Reichert, Monique UL; Brunner, Martin UL; Martin, Romain UL

Scientific Conference (2013, August 28)

The current research addresses the seemingly contradiction between the multiple findings of C-tests loading on a single general language proficiency (GLP) factor on the one hand, and the assumption that ... [more ▼]

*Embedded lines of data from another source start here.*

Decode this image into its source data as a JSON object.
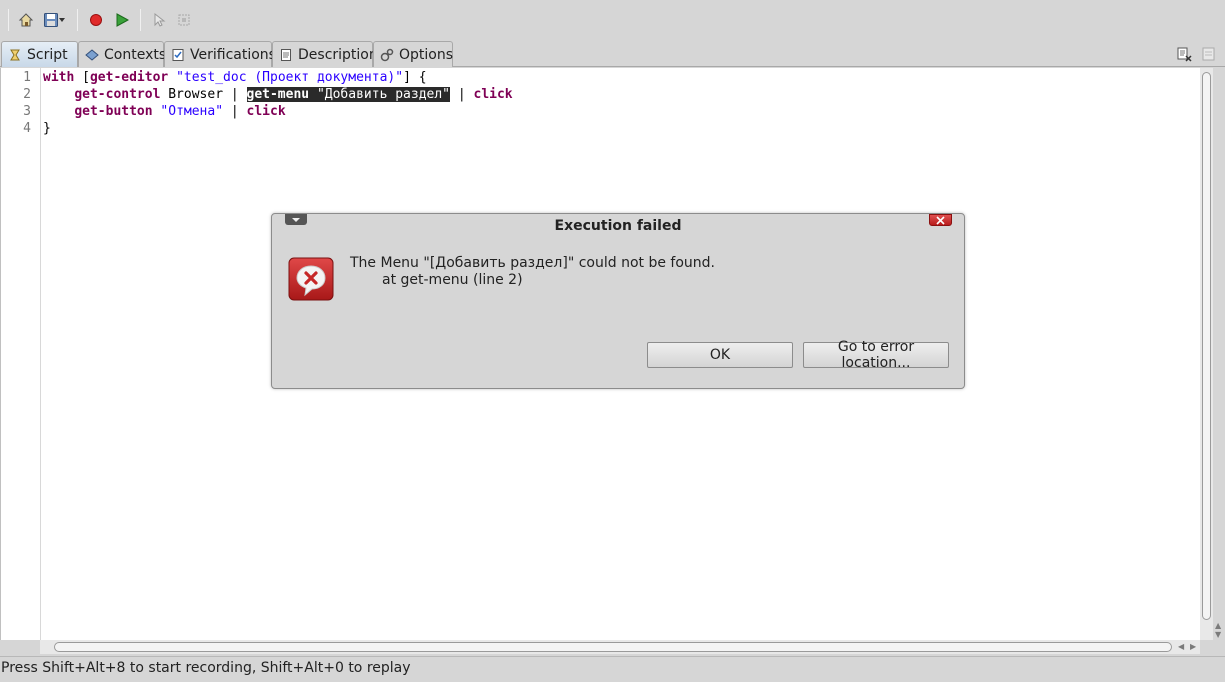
{
  "toolbar": {
    "icons": [
      "home-icon",
      "save-icon",
      "dropdown-arrow-icon",
      "record-icon",
      "replay-icon",
      "select-icon",
      "assert-icon"
    ]
  },
  "tabs": [
    {
      "label": "Script",
      "icon": "script-icon",
      "active": true
    },
    {
      "label": "Contexts",
      "icon": "contexts-icon",
      "active": false
    },
    {
      "label": "Verifications",
      "icon": "verifications-icon",
      "active": false
    },
    {
      "label": "Description",
      "icon": "description-icon",
      "active": false
    },
    {
      "label": "Options",
      "icon": "options-icon",
      "active": false
    }
  ],
  "editor": {
    "line_numbers": [
      "1",
      "2",
      "3",
      "4"
    ],
    "line1": {
      "kw_with": "with",
      "bracket_open": " [",
      "kw_get_editor": "get-editor",
      "str_doc": " \"test_doc (Проект документа)\"",
      "tail": "] {"
    },
    "line2": {
      "indent": "    ",
      "kw_get_control": "get-control",
      "plain_browser": " Browser | ",
      "sel_kw": "get-menu",
      "sel_str": " \"Добавить раздел\"",
      "pipe": " | ",
      "kw_click": "click"
    },
    "line3": {
      "indent": "    ",
      "kw_get_button": "get-button",
      "str_cancel": " \"Отмена\"",
      "pipe": " | ",
      "kw_click": "click"
    },
    "line4": {
      "close": "}"
    }
  },
  "dialog": {
    "title": "Execution failed",
    "message_line1": "The Menu \"[Добавить раздел]\" could not be found.",
    "message_line2": "at get-menu (line 2)",
    "ok_label": "OK",
    "goto_label": "Go to error location...",
    "icon": "error-icon"
  },
  "status_bar": {
    "text": "Press Shift+Alt+8 to start recording, Shift+Alt+0 to replay"
  },
  "colors": {
    "keyword": "#7f0055",
    "string": "#2a00ff",
    "selection": "#2a2a2a",
    "error_red": "#c62828"
  }
}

The current research addresses the seemingly contradiction between the multiple findings of C-tests loading on a single general language proficiency (GLP) factor on the one hand, and the assumption that language proficiency as considered by language testing researchers is multi-dimensional. Research on the structure of language proficiency and in psycholinguistics suggests that GLP may best be represented as the common core across diverse language measures. In the present research, it is hypothesized that C-tests are excellent measures of this common core. In contrast, other language measures, beyond putting demands on GLP, are assumed to tap unique processes, explaining why multi-dimensionality often best reflects the structure of language measures. The current research addresses this hypothesis by examining structural equation models that evaluate alternative assumptions about the dimensionality of language proficiency. 222 students from the highest academic school track in Luxembourg completed a French C-test, as well as the Test de Connaissance du Français (TCF), encompassing measures of reading, listening, speaking and writing. The results show that the four TCF measures put extra demands on unique processes, whereas the C-test measured GLP only. The findings point out that the C-test should not be expected to replace measures of the four basic language skills, i.e., of reading and listening comprehension, or of written and spoken production, when a clear diagnostic of language proficiency in one of those domains is needed. [less ▲]

Detailed reference viewed: 60 (0 UL)